• WHAT TO DO: Without the pictures, copy all of the data exactly.

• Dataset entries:
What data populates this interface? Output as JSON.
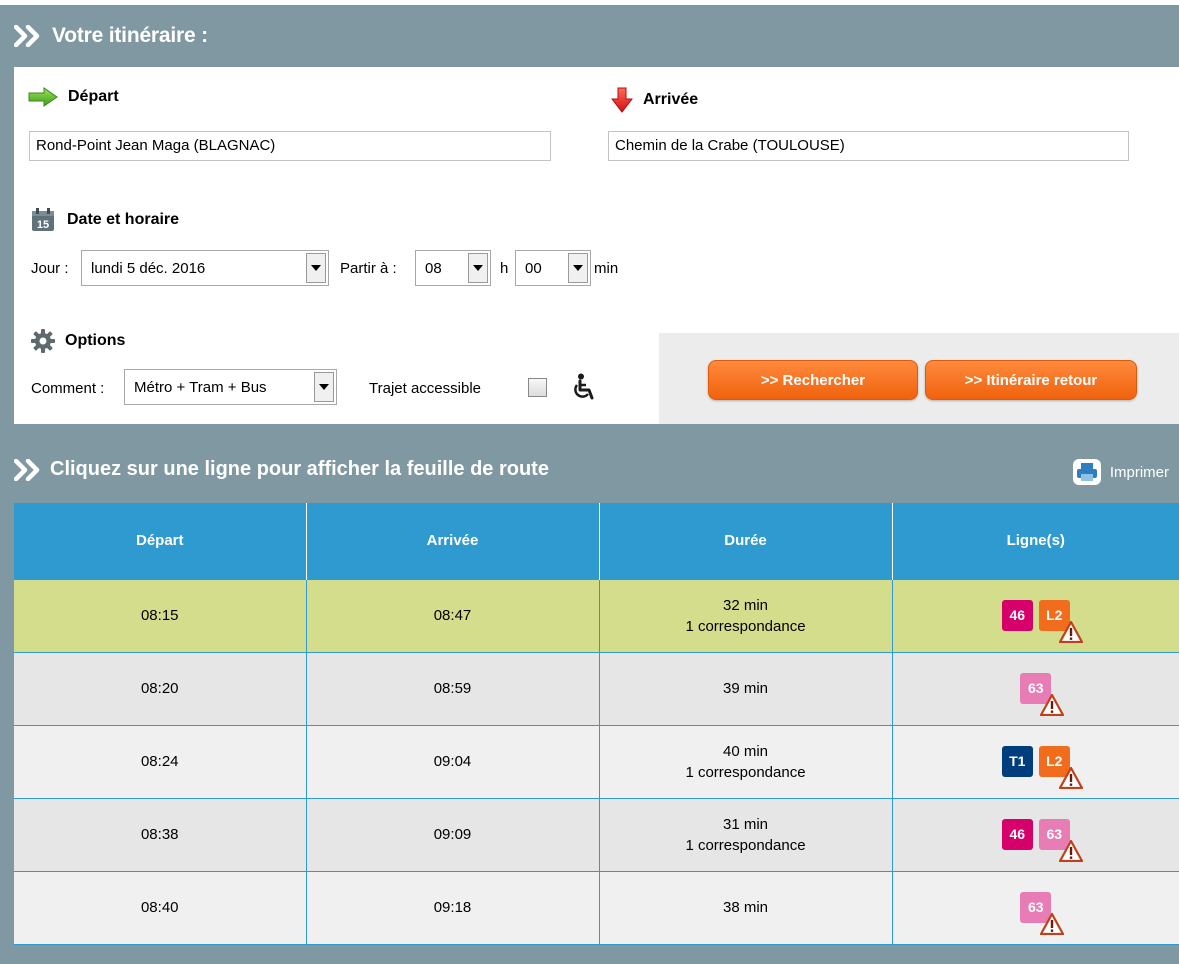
{
  "itinerary": {
    "title": "Votre itinéraire :",
    "departure": {
      "label": "Départ",
      "value": "Rond-Point Jean Maga (BLAGNAC)"
    },
    "arrival": {
      "label": "Arrivée",
      "value": "Chemin de la Crabe (TOULOUSE)"
    },
    "datetime": {
      "label": "Date et horaire",
      "day_label": "Jour :",
      "day_value": "lundi 5 déc. 2016",
      "leave_label": "Partir à :",
      "hour_value": "08",
      "hour_unit": "h",
      "minute_value": "00",
      "minute_unit": "min"
    },
    "options": {
      "label": "Options",
      "how_label": "Comment :",
      "how_value": "Métro + Tram + Bus",
      "accessible_label": "Trajet accessible",
      "accessible_checked": false
    },
    "buttons": {
      "search": ">> Rechercher",
      "return": ">> Itinéraire retour"
    }
  },
  "results": {
    "title": "Cliquez sur une ligne pour afficher la feuille de route",
    "print_label": "Imprimer",
    "columns": [
      "Départ",
      "Arrivée",
      "Durée",
      "Ligne(s)"
    ],
    "rows": [
      {
        "departure": "08:15",
        "arrival": "08:47",
        "duration": "32 min",
        "transfer": "1 correspondance",
        "lines": [
          {
            "name": "46",
            "color": "#d6006b",
            "warning": false
          },
          {
            "name": "L2",
            "color": "#f26c1d",
            "warning": true
          }
        ]
      },
      {
        "departure": "08:20",
        "arrival": "08:59",
        "duration": "39 min",
        "transfer": "",
        "lines": [
          {
            "name": "63",
            "color": "#e87db5",
            "warning": true
          }
        ]
      },
      {
        "departure": "08:24",
        "arrival": "09:04",
        "duration": "40 min",
        "transfer": "1 correspondance",
        "lines": [
          {
            "name": "T1",
            "color": "#003d7c",
            "warning": false
          },
          {
            "name": "L2",
            "color": "#f26c1d",
            "warning": true
          }
        ]
      },
      {
        "departure": "08:38",
        "arrival": "09:09",
        "duration": "31 min",
        "transfer": "1 correspondance",
        "lines": [
          {
            "name": "46",
            "color": "#d6006b",
            "warning": false
          },
          {
            "name": "63",
            "color": "#e87db5",
            "warning": true
          }
        ]
      },
      {
        "departure": "08:40",
        "arrival": "09:18",
        "duration": "38 min",
        "transfer": "",
        "lines": [
          {
            "name": "63",
            "color": "#e87db5",
            "warning": true
          }
        ]
      }
    ]
  },
  "colors": {
    "frame": "#7f98a2",
    "table_header": "#2f9acf",
    "selected_row": "#d4dd8c",
    "button": "#f26c1d"
  },
  "icons": {
    "header": "double-chevron-icon",
    "departure": "green-arrow-right-icon",
    "arrival": "red-arrow-down-icon",
    "datetime": "calendar-icon",
    "options": "gear-icon",
    "accessible": "wheelchair-icon",
    "print": "printer-icon",
    "line_alert": "warning-icon"
  }
}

• OUTPUT FOR THIS TASK:
What data populates this interface? Output as JSON.
{
  "itinerary": {
    "title": "Votre itinéraire :",
    "departure": {
      "label": "Départ",
      "value": "Rond-Point Jean Maga (BLAGNAC)"
    },
    "arrival": {
      "label": "Arrivée",
      "value": "Chemin de la Crabe (TOULOUSE)"
    },
    "datetime": {
      "label": "Date et horaire",
      "day_label": "Jour :",
      "day_value": "lundi 5 déc. 2016",
      "leave_label": "Partir à :",
      "hour_value": "08",
      "hour_unit": "h",
      "minute_value": "00",
      "minute_unit": "min"
    },
    "options": {
      "label": "Options",
      "how_label": "Comment :",
      "how_value": "Métro + Tram + Bus",
      "accessible_label": "Trajet accessible",
      "accessible_checked": false
    },
    "buttons": {
      "search": ">> Rechercher",
      "return": ">> Itinéraire retour"
    }
  },
  "results": {
    "title": "Cliquez sur une ligne pour afficher la feuille de route",
    "print_label": "Imprimer",
    "columns": [
      "Départ",
      "Arrivée",
      "Durée",
      "Ligne(s)"
    ],
    "rows": [
      {
        "departure": "08:15",
        "arrival": "08:47",
        "duration": "32 min",
        "transfer": "1 correspondance",
        "lines": [
          {
            "name": "46",
            "color": "#d6006b",
            "warning": false
          },
          {
            "name": "L2",
            "color": "#f26c1d",
            "warning": true
          }
        ]
      },
      {
        "departure": "08:20",
        "arrival": "08:59",
        "duration": "39 min",
        "transfer": "",
        "lines": [
          {
            "name": "63",
            "color": "#e87db5",
            "warning": true
          }
        ]
      },
      {
        "departure": "08:24",
        "arrival": "09:04",
        "duration": "40 min",
        "transfer": "1 correspondance",
        "lines": [
          {
            "name": "T1",
            "color": "#003d7c",
            "warning": false
          },
          {
            "name": "L2",
            "color": "#f26c1d",
            "warning": true
          }
        ]
      },
      {
        "departure": "08:38",
        "arrival": "09:09",
        "duration": "31 min",
        "transfer": "1 correspondance",
        "lines": [
          {
            "name": "46",
            "color": "#d6006b",
            "warning": false
          },
          {
            "name": "63",
            "color": "#e87db5",
            "warning": true
          }
        ]
      },
      {
        "departure": "08:40",
        "arrival": "09:18",
        "duration": "38 min",
        "transfer": "",
        "lines": [
          {
            "name": "63",
            "color": "#e87db5",
            "warning": true
          }
        ]
      }
    ]
  },
  "colors": {
    "frame": "#7f98a2",
    "table_header": "#2f9acf",
    "selected_row": "#d4dd8c",
    "button": "#f26c1d"
  },
  "icons": {
    "header": "double-chevron-icon",
    "departure": "green-arrow-right-icon",
    "arrival": "red-arrow-down-icon",
    "datetime": "calendar-icon",
    "options": "gear-icon",
    "accessible": "wheelchair-icon",
    "print": "printer-icon",
    "line_alert": "warning-icon"
  }
}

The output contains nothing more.